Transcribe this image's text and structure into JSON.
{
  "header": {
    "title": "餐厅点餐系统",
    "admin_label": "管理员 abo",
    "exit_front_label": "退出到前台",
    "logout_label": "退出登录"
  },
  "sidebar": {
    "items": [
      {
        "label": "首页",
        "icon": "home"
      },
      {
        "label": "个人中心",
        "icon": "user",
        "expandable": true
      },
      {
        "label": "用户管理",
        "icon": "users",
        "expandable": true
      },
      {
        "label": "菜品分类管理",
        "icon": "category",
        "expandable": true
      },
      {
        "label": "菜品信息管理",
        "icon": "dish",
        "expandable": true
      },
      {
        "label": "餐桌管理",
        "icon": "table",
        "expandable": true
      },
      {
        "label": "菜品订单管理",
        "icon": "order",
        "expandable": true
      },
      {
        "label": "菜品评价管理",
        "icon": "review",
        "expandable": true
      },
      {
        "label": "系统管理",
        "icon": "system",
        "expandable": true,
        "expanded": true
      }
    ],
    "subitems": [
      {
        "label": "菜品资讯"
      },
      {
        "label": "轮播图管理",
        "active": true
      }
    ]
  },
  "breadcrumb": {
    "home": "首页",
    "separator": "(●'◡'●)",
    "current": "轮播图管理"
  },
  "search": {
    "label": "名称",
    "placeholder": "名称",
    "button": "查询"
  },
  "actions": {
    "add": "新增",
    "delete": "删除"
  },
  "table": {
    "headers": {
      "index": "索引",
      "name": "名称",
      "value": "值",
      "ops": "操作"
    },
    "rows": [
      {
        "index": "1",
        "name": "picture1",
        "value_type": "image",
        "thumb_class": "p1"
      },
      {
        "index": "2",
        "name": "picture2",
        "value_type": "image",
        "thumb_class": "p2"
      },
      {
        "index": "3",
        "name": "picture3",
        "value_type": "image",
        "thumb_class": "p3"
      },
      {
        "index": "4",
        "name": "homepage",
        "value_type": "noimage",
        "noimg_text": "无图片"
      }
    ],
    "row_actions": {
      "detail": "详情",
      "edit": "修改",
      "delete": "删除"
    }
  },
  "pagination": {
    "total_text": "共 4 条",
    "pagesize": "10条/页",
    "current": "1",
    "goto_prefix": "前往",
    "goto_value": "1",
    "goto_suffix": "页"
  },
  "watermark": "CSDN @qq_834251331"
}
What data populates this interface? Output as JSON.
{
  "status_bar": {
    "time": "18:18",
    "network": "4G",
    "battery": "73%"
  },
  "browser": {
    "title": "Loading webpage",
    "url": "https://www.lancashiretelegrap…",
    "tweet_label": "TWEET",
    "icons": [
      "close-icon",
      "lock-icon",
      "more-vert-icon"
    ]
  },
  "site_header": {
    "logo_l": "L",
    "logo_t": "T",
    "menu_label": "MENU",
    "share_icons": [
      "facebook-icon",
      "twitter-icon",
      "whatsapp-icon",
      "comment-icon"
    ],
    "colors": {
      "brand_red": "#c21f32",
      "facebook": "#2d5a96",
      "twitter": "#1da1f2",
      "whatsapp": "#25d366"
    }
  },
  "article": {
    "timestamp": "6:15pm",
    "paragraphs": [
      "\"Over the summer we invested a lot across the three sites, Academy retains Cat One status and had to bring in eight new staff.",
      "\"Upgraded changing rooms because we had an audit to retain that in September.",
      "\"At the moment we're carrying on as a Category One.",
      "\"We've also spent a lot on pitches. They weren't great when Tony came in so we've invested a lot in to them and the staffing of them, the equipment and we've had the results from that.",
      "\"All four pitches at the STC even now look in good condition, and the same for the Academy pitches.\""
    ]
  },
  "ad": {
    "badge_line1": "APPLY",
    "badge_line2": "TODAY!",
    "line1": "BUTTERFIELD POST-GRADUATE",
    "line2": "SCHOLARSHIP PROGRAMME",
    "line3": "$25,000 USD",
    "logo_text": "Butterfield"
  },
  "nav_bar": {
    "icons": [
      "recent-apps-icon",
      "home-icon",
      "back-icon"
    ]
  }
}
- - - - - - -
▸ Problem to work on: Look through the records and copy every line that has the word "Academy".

▸ Response:
      "\"Over the summer we invested a lot across the three sites, Academy retains Cat One status and had to bring in eight new staff.",
      "\"All four pitches at the STC even now look in good condition, and the same for the Academy pitches.\""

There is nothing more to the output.